[Activity] Output all of the material once more, so that every line matches the original exactly.

━━━━━ Given records ━━━━━

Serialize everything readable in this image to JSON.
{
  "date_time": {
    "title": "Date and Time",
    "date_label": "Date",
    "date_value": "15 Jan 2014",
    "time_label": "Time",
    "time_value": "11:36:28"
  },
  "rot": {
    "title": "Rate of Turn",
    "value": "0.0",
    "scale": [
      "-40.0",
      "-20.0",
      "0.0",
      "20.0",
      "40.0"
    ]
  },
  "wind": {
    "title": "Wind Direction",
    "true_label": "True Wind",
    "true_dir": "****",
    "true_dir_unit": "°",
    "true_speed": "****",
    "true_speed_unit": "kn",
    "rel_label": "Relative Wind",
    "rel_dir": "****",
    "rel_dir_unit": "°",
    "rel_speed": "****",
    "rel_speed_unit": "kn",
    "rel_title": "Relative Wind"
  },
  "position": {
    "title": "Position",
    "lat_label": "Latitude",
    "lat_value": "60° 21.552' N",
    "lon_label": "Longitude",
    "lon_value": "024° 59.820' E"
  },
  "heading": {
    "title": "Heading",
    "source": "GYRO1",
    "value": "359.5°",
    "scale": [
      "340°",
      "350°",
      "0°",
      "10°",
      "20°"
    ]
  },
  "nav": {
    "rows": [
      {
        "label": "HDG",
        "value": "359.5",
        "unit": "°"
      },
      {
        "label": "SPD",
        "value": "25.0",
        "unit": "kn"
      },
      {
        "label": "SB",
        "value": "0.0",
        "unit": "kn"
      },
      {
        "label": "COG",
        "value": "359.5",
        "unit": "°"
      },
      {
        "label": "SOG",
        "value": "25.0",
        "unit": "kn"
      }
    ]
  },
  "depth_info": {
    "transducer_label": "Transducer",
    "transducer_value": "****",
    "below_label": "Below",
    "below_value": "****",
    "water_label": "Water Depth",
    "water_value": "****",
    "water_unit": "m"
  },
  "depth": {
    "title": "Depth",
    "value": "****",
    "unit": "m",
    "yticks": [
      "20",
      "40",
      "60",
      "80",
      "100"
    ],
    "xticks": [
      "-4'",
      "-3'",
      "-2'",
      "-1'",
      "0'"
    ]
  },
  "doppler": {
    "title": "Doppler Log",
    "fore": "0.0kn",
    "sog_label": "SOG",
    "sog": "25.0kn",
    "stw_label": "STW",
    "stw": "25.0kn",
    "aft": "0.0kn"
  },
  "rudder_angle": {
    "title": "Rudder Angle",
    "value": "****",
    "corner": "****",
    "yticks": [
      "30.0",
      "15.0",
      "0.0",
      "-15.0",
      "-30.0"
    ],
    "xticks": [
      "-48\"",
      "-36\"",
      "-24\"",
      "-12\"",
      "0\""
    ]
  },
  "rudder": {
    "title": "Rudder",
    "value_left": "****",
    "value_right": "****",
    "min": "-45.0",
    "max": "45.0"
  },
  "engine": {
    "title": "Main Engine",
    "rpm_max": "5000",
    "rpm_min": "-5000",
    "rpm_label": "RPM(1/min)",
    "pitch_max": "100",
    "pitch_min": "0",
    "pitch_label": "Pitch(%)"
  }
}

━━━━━

[Output below]
Serialize everything readable in this image to JSON.
{
  "date_time": {
    "title": "Date and Time",
    "date_label": "Date",
    "date_value": "15 Jan 2014",
    "time_label": "Time",
    "time_value": "11:36:28"
  },
  "rot": {
    "title": "Rate of Turn",
    "value": "0.0",
    "scale": [
      "-40.0",
      "-20.0",
      "0.0",
      "20.0",
      "40.0"
    ]
  },
  "wind": {
    "title": "Wind Direction",
    "true_label": "True Wind",
    "true_dir": "****",
    "true_dir_unit": "°",
    "true_speed": "****",
    "true_speed_unit": "kn",
    "rel_label": "Relative Wind",
    "rel_dir": "****",
    "rel_dir_unit": "°",
    "rel_speed": "****",
    "rel_speed_unit": "kn",
    "rel_title": "Relative Wind"
  },
  "position": {
    "title": "Position",
    "lat_label": "Latitude",
    "lat_value": "60° 21.552' N",
    "lon_label": "Longitude",
    "lon_value": "024° 59.820' E"
  },
  "heading": {
    "title": "Heading",
    "source": "GYRO1",
    "value": "359.5°",
    "scale": [
      "340°",
      "350°",
      "0°",
      "10°",
      "20°"
    ]
  },
  "nav": {
    "rows": [
      {
        "label": "HDG",
        "value": "359.5",
        "unit": "°"
      },
      {
        "label": "SPD",
        "value": "25.0",
        "unit": "kn"
      },
      {
        "label": "SB",
        "value": "0.0",
        "unit": "kn"
      },
      {
        "label": "COG",
        "value": "359.5",
        "unit": "°"
      },
      {
        "label": "SOG",
        "value": "25.0",
        "unit": "kn"
      }
    ]
  },
  "depth_info": {
    "transducer_label": "Transducer",
    "transducer_value": "****",
    "below_label": "Below",
    "below_value": "****",
    "water_label": "Water Depth",
    "water_value": "****",
    "water_unit": "m"
  },
  "depth": {
    "title": "Depth",
    "value": "****",
    "unit": "m",
    "yticks": [
      "20",
      "40",
      "60",
      "80",
      "100"
    ],
    "xticks": [
      "-4'",
      "-3'",
      "-2'",
      "-1'",
      "0'"
    ]
  },
  "doppler": {
    "title": "Doppler Log",
    "fore": "0.0kn",
    "sog_label": "SOG",
    "sog": "25.0kn",
    "stw_label": "STW",
    "stw": "25.0kn",
    "aft": "0.0kn"
  },
  "rudder_angle": {
    "title": "Rudder Angle",
    "value": "****",
    "corner": "****",
    "yticks": [
      "30.0",
      "15.0",
      "0.0",
      "-15.0",
      "-30.0"
    ],
    "xticks": [
      "-48\"",
      "-36\"",
      "-24\"",
      "-12\"",
      "0\""
    ]
  },
  "rudder": {
    "title": "Rudder",
    "value_left": "****",
    "value_right": "****",
    "min": "-45.0",
    "max": "45.0"
  },
  "engine": {
    "title": "Main Engine",
    "rpm_max": "5000",
    "rpm_min": "-5000",
    "rpm_label": "RPM(1/min)",
    "pitch_max": "100",
    "pitch_min": "0",
    "pitch_label": "Pitch(%)"
  }
}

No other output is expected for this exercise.